“To have continually at one's side a woman, a daughter, a sister, a charming being, who is there because you need her and because she cannot do without you; to know that we are indispensable to a person who is necessary to us; to be able to incessantly measure one's affection by the amount of her presence which she bestows on us, and to say to ourselves, «Since she consecrates the whole of her time to me, it is because I possess the whole of her heart»; to behold her thought in lieu of her face; to be able to verify the fidelity of one being amid the eclipse of the world; to regard the rustle of a gown as the sound of wings; to hear her come and go, retire, speak, return, sing, and to think that one is the centre of these steps, of this speech; to manifest at each instant one's personal attraction; to feel one's self all the more powerful because of one's infirmity; to become in one's obscurity, and through one's obscurity, the star around which this angel gravitates,—few felicities equal this. The supreme happiness of life consists in the conviction that one is loved; loved for one's own sake—let us say rather, loved in spite of one's self; this conviction the blind man possesses.

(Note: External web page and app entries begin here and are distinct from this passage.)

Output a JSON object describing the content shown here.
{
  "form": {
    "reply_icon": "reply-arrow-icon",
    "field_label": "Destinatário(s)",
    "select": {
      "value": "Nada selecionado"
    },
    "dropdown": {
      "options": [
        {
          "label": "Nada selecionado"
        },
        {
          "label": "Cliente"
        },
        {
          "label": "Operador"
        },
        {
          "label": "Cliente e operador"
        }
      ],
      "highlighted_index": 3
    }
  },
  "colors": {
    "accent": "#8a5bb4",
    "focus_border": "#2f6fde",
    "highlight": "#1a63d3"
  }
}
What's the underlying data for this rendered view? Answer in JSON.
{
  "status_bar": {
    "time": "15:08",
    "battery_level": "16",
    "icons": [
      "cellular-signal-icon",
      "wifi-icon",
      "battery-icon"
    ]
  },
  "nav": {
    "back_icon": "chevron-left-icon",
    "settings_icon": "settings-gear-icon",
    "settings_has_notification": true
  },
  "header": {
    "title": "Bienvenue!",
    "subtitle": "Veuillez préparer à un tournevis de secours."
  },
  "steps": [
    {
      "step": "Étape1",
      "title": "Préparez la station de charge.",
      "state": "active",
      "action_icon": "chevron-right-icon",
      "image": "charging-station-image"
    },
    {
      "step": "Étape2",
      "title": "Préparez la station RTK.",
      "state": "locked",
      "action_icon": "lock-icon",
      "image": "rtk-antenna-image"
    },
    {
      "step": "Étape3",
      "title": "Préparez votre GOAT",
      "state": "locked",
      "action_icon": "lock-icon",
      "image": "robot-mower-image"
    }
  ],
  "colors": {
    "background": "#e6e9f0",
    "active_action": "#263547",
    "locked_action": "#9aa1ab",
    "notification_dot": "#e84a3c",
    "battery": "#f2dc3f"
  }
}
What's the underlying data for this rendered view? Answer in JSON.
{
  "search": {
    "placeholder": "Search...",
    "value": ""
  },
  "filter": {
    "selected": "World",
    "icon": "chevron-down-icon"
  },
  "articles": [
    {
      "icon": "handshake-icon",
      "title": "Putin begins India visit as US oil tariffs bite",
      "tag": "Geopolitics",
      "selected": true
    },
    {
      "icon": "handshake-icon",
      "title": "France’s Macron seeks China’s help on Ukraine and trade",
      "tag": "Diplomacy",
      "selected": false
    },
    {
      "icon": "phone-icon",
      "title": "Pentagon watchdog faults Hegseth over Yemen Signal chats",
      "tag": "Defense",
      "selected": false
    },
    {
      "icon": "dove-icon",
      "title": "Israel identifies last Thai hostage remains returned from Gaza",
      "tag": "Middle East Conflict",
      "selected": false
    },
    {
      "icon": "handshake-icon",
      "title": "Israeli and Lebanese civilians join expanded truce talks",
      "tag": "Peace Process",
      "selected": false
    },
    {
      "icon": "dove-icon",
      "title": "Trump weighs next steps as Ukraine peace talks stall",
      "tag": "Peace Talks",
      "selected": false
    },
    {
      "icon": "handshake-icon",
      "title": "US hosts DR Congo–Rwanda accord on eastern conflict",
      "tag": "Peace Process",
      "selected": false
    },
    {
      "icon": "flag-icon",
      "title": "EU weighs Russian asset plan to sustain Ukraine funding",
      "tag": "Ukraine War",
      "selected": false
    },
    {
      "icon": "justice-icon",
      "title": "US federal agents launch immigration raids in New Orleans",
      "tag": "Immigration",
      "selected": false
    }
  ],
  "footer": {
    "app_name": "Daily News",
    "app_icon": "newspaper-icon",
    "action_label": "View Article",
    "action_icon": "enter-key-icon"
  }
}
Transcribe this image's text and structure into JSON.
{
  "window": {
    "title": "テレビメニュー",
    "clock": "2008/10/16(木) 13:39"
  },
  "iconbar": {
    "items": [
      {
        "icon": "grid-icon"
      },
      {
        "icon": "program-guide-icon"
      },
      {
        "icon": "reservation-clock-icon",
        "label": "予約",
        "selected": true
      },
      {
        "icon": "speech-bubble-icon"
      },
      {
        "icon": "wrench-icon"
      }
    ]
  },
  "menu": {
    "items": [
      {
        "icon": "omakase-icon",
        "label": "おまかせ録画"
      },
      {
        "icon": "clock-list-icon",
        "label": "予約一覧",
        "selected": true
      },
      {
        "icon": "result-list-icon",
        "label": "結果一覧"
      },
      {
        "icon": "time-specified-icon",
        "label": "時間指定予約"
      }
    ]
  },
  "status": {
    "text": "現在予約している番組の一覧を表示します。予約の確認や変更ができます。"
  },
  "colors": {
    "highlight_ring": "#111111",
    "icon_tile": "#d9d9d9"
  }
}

To be served in distress is to be caressed. Does he lack anything? No. One does not lose the sight when one has love. And what love! A love wholly constituted of virtue! There is no blindness where there is certainty.”